8 For more on this point, see the “coordination issues” section of this post.
9 I feel some responsibility for the gap. I think that originally discussing our tentatively planned $500 million allocation for 2022, along with GiveWell’s related disclosure of their expectation that they’d be rolling funding forward on the margin in 2021, led some donors to hold off on donations they might otherwise have made. While we still think it was correct to share our projections with GiveWell in order for them to plan correctly, we should have done more, privately and publicly, to emphasize that our plans were tentative, and that GiveWell could readily end up with more exciting grant opportunities than funding to fill them.

Evidence Action — Accelerator Program

Open Philanthropy recommended a grant of $14,006,277 to Evidence Action to support their Accelerator program. The program works to assess, pilot, and scale interventions that GiveWell and Evidence Action believe are promising but that lack existing organizations to scale them. This grant was made on GiveWell’s recommendation.

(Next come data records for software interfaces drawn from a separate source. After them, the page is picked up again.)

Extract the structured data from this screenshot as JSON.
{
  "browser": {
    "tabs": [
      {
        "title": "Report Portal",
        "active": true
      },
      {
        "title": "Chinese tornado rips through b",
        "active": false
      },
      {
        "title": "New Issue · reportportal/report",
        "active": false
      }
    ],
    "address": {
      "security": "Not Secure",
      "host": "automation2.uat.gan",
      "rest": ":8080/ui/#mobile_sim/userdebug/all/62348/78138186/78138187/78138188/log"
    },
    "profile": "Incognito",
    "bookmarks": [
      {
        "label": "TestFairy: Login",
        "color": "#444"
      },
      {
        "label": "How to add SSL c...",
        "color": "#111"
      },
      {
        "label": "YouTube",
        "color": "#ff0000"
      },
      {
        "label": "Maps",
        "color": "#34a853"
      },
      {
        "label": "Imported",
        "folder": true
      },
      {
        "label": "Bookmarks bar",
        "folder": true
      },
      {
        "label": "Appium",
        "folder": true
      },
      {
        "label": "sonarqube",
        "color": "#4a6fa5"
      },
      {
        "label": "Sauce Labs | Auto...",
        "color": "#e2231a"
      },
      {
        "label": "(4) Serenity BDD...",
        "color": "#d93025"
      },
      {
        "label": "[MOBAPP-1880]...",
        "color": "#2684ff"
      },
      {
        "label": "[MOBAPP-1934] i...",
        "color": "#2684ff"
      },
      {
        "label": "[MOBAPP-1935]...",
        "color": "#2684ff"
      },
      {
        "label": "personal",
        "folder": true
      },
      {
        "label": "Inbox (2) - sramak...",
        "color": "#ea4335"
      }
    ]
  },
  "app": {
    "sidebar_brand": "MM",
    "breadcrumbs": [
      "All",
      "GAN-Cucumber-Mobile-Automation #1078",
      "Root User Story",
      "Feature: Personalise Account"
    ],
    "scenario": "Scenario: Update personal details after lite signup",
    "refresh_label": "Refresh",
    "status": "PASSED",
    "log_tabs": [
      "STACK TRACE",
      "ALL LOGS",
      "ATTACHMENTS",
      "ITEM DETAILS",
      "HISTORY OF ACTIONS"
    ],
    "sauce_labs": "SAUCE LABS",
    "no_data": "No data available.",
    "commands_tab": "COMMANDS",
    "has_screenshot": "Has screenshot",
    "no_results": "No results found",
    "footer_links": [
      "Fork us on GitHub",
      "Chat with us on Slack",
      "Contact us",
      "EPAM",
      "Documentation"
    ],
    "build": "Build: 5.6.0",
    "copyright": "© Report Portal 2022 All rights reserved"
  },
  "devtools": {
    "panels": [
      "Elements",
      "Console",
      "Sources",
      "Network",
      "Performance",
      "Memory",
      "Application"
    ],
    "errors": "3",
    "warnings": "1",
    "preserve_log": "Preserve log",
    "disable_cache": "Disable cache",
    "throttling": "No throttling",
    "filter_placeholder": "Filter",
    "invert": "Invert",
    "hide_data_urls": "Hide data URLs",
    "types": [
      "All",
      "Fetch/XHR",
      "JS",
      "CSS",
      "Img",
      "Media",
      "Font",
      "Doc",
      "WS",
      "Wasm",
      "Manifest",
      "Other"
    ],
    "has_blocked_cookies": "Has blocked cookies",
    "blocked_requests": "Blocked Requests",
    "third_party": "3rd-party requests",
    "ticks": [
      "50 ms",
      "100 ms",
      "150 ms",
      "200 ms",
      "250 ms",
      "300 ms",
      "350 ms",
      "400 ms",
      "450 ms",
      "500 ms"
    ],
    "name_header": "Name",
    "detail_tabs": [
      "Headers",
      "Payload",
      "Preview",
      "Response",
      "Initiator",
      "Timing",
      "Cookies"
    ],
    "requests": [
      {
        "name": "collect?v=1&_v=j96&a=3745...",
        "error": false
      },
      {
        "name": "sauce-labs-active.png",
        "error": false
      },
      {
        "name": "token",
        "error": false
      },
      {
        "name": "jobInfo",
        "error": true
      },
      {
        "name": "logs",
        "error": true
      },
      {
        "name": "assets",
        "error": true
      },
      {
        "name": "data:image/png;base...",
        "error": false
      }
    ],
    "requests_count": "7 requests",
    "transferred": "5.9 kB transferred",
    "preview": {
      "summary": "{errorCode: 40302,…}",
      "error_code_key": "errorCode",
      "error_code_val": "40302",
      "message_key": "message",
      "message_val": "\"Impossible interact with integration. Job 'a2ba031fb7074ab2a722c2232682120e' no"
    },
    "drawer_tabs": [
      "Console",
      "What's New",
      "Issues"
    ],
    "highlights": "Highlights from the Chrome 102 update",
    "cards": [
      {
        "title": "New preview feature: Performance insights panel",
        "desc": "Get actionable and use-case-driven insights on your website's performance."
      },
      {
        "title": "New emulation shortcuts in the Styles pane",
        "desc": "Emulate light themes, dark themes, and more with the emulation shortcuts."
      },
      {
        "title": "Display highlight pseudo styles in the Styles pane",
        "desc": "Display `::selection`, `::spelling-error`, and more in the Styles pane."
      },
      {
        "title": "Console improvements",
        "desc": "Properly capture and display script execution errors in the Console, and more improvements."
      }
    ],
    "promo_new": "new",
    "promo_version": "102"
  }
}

See GiveWell’s page on this grant for more details.

Fortify Health — Support for Expansion

Open Philanthropy recommended a grant of $8,188,000 to Fortify Health to expand its partnerships with flour mills in India. The organization provides equipment and materials which allow its partner mills to fortify wheat flour with iron, folic acid, and vitamin B12 at no additional cost. This grant was made on GiveWell’s recommendation.

See GiveWell’s page on this grant for more details.